Skip to content
US Express $10 Delivery. Shipping Zigbee & Z-Wave (US 908.42)

APNT-40 - Creating Heating Zones

This guide shows how to use Thermostatic Radiator Valves (TRVs) to create heating zones in a central heating system.

Separating your home's heating into 'Zones' enables you to control each zone individually. For instance, during the day you may want all of your heating turned off except for one or two rooms, maybe you work from home so you just need your office heating, rather than heating the whole house.

Traditionally, if you wanted heating zones like this, you would need to design them at the time the heating system was installed, as each zone would need separate hot water pipes and control valves.

Using Z-Wave home automation, creating zones is quite easy and just needs Thermostatic Radiator Valves installing on some of the radiators, so those radiators can be controlled wirelessly.

This guide looks at how to do this and uses an existing Vesternet guide as it's basis - Creating a Heating Control System with VERA


For this project we've used a Z-Wave home automation system comprising of:

Wall and Radiator Thermostats

In this example we use a Wall Thermostat as well as Radiator Thermostats (TRVs), this is good practise and would be required by building regulations.

The Danfoss TRVs do not report room temperature to the Z-Wave network, so if the system included no wall thermostat, there would be no way to turn the boiler receiver off when the room temperature was high enough.

This would create a scenario where all the radiators are turned off, as the Danfoss thermostats have reached their setpoint temperature, but the boiler is still on. This would result in the boiler sending hot water around the system (but not through the radiators) and therefore wasting energy and money.

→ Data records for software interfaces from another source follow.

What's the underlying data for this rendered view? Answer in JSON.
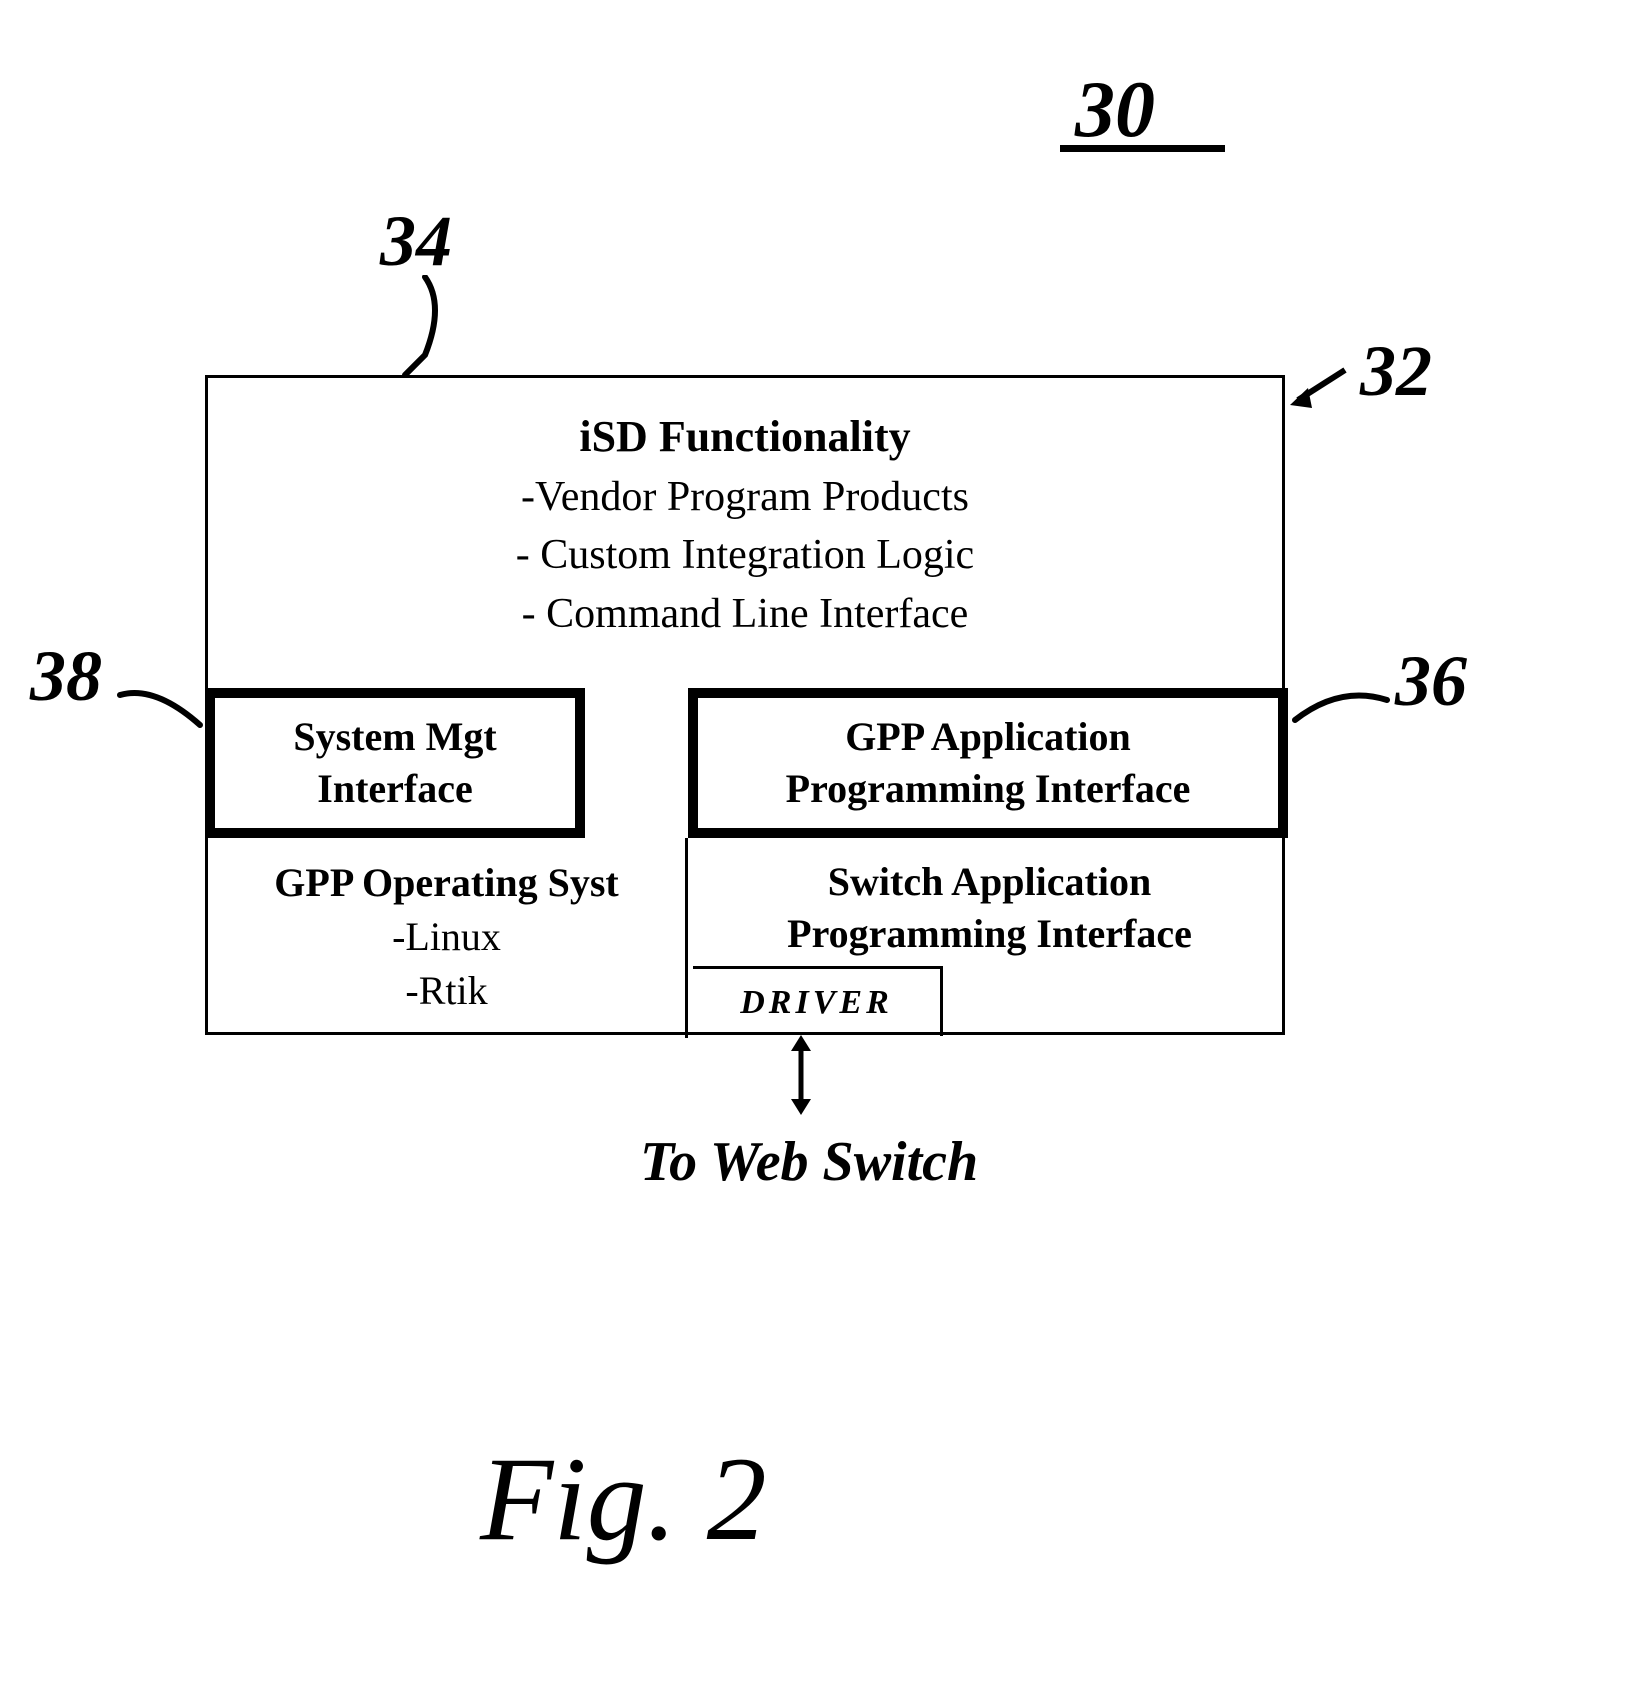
{
  "labels": {
    "n30": "30",
    "n34": "34",
    "n32": "32",
    "n38": "38",
    "n36": "36",
    "fig": "Fig. 2",
    "toWebSwitch": "To Web Switch"
  },
  "top": {
    "title": "iSD Functionality",
    "line1": "-Vendor Program Products",
    "line2": "- Custom Integration Logic",
    "line3": "- Command Line Interface"
  },
  "sysMgt": {
    "line1": "System Mgt",
    "line2": "Interface"
  },
  "gppApi": {
    "line1": "GPP Application",
    "line2": "Programming Interface"
  },
  "gppOs": {
    "head": "GPP Operating Syst",
    "line1": "-Linux",
    "line2": "-Rtik"
  },
  "switchApi": {
    "line1": "Switch Application",
    "line2": "Programming Interface"
  },
  "driver": "DRIVER"
}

To prevent this scenario, the wall thermostat has 'ultimate' control of the boiler - the wall thermostat controls the boiler receiver and the radiator thermostats just control their individual radiators. The wall thermostat controls the boiler receiver based on its setpoint and the room's ambient temperature.

This is also know as 'Boiler Interlock' and is required by current building regulations.

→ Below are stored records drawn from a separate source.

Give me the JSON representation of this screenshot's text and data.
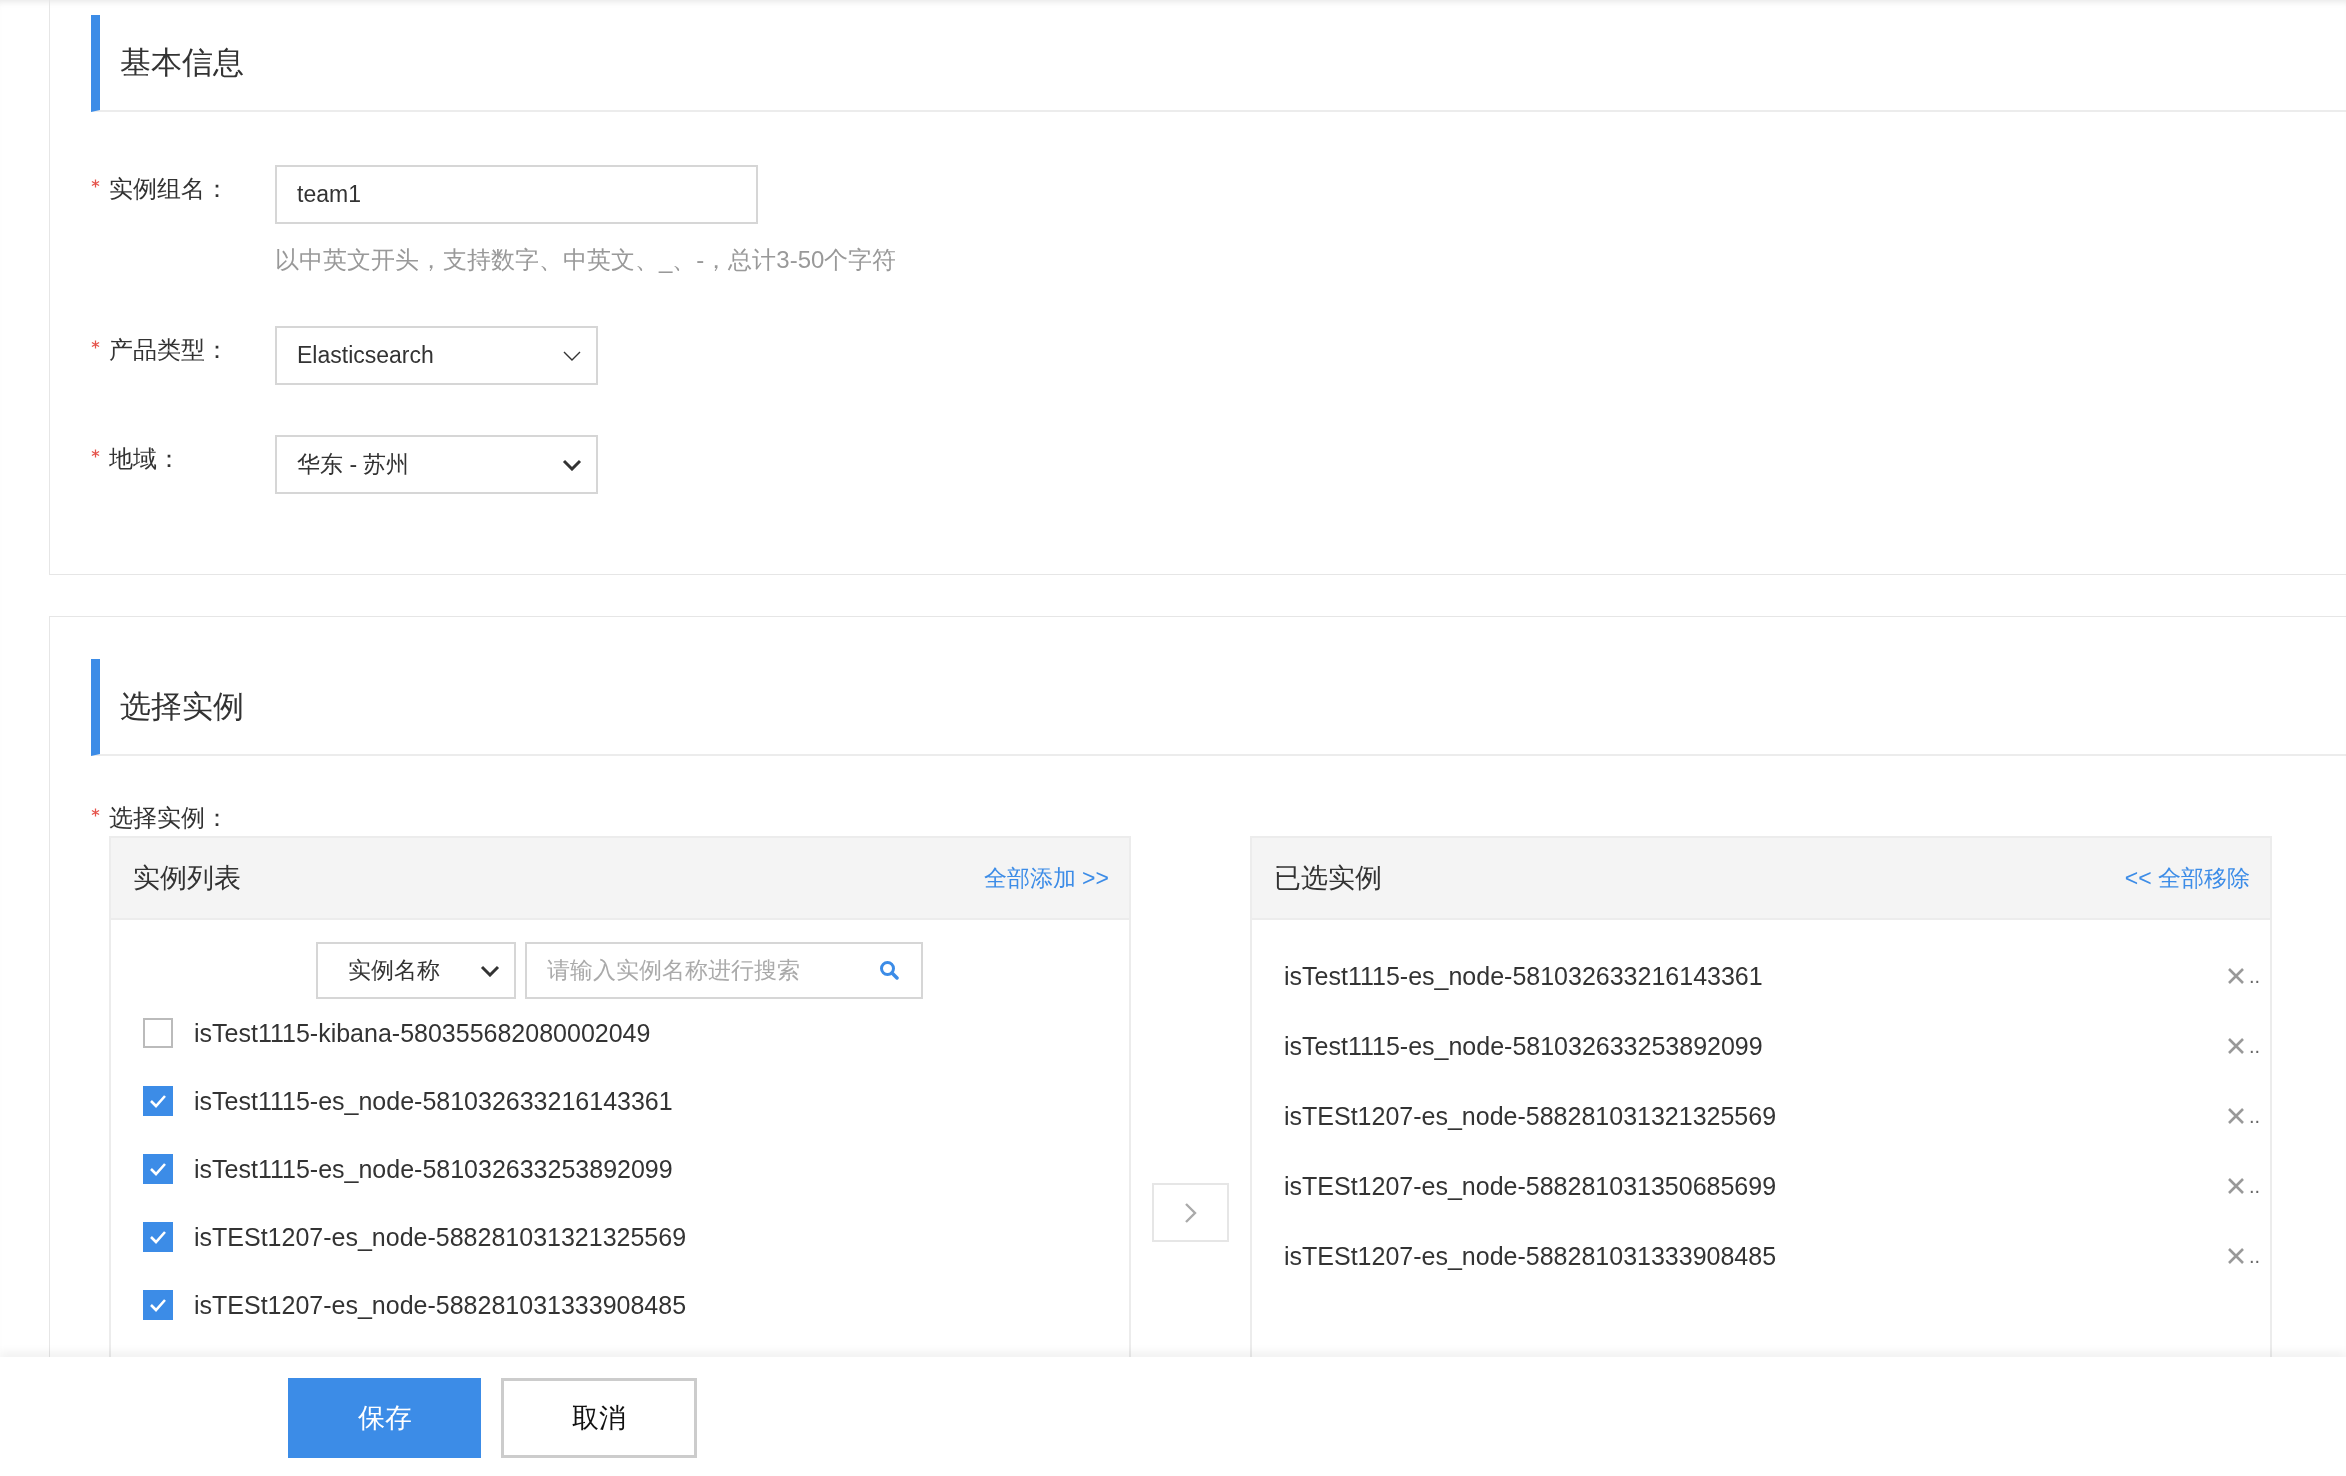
{
  "basic_info": {
    "title": "基本信息",
    "fields": [
      {
        "kind": "text",
        "label": "实例组名：",
        "required": true,
        "value": "team1",
        "hint": "以中英文开头，支持数字、中英文、_、-，总计3-50个字符"
      },
      {
        "kind": "select",
        "label": "产品类型：",
        "required": true,
        "value": "Elasticsearch"
      },
      {
        "kind": "dropdown",
        "label": "地域：",
        "required": true,
        "value": "华东 - 苏州"
      }
    ]
  },
  "select_instances": {
    "title": "选择实例",
    "label": "选择实例：",
    "required": true,
    "source": {
      "title": "实例列表",
      "add_all": "全部添加 >>",
      "filter": "实例名称",
      "search_placeholder": "请输入实例名称进行搜索",
      "items": [
        {
          "name": "isTest1115-kibana-580355682080002049",
          "checked": false
        },
        {
          "name": "isTest1115-es_node-581032633216143361",
          "checked": true
        },
        {
          "name": "isTest1115-es_node-581032633253892099",
          "checked": true
        },
        {
          "name": "isTESt1207-es_node-588281031321325569",
          "checked": true
        },
        {
          "name": "isTESt1207-es_node-588281031333908485",
          "checked": true
        }
      ]
    },
    "target": {
      "title": "已选实例",
      "remove_all": "<< 全部移除",
      "items": [
        {
          "name": "isTest1115-es_node-581032633216143361",
          "suffix": ".."
        },
        {
          "name": "isTest1115-es_node-581032633253892099",
          "suffix": ".."
        },
        {
          "name": "isTESt1207-es_node-588281031321325569",
          "suffix": ".."
        },
        {
          "name": "isTESt1207-es_node-588281031350685699",
          "suffix": ".."
        },
        {
          "name": "isTESt1207-es_node-588281031333908485",
          "suffix": ".."
        }
      ]
    }
  },
  "actions": {
    "save": "保存",
    "cancel": "取消"
  }
}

Heating Zones and Scenes

In this guide we will use an examples of how to control a simple Zoned Heating System.

This scenario has two zones:

  • Zone A - follows the heating temperature and schedule of the main wall thermostat - no TRVs are fitted to this zone's radiators
  • Zone B - has TRVs fitted to its radiators to enable Zone B to be controlled at a lower temperature during parts of the day

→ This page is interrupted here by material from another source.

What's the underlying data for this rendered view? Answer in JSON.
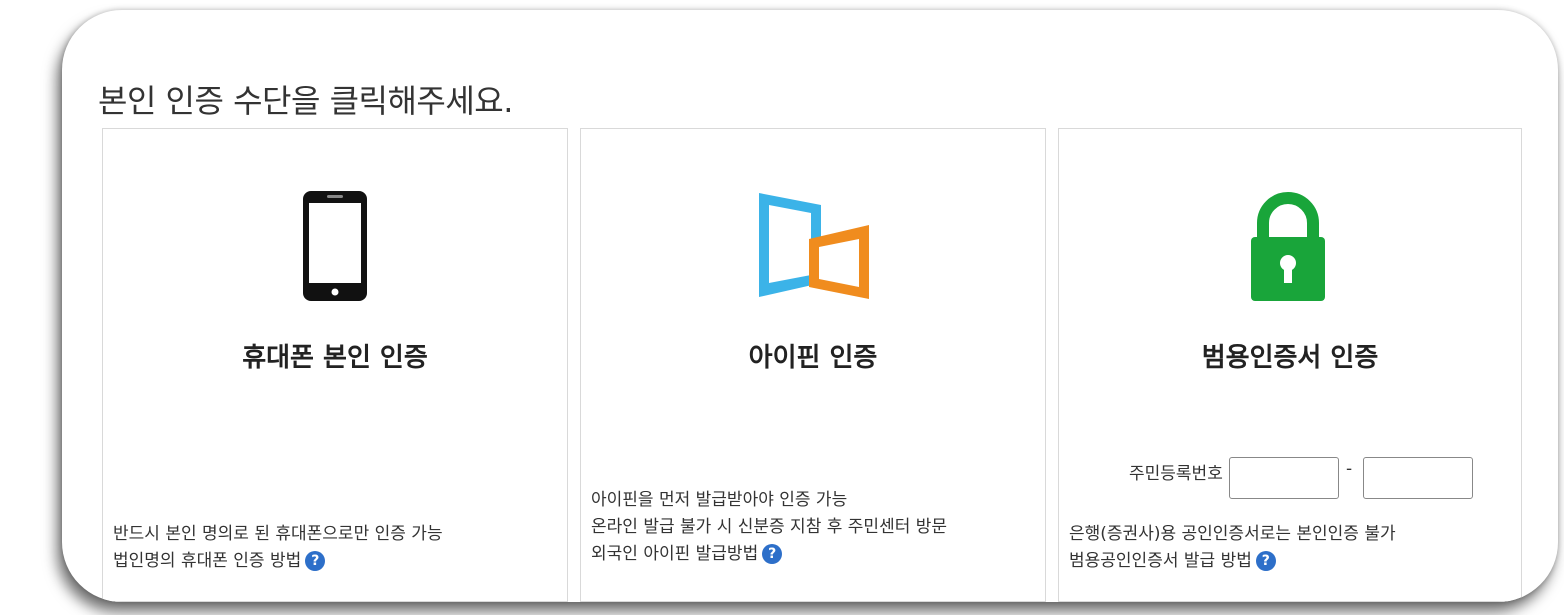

This scenario enables you to run your main heating system as normal (controlled by the wall thermostat), and allows a new zone to be created that can be independently turn off or heated to a lower temperature, such as bedrooms and dinning rooms.

Zoned Heating - Scenario 1

Heating Profiles

The heating profiles for this scenario could look like those in Figure 1.

Z-Wave Heating Schedules 1Figure 1 - Heating Schedules and setpoint temperatures

To enable VERA to control this scenario we will adapt the four scenes used in the original guide - take a look at Creating a Heating Control System with VERA to understand how we created these original scenes.

  • Morning - scheduled at 6.00am to change wall thermostat setpoint to 18°C and the Zone B Danfoss TRVs set to 10°C
  • Day - changes wall thermostat setpoint to 10°C at 8.30am - no need to change the TRVs as the wall thermostat has 'ultimate' control
  • Evening - wall thermostat setpoint changed to 20°C at 5.00pm and Zone B TRVs set to 18°C
  • Night - thermostat reduced to 3°C at 10.30pm

The Danfoss TRV's setpoint is set in the same way as the wall thermostat setpoint within the VERA scene.


This is guide is intended to be an introduction to Zone heating control, we will look at other scenarios and using other controllers in future guides.

Related Information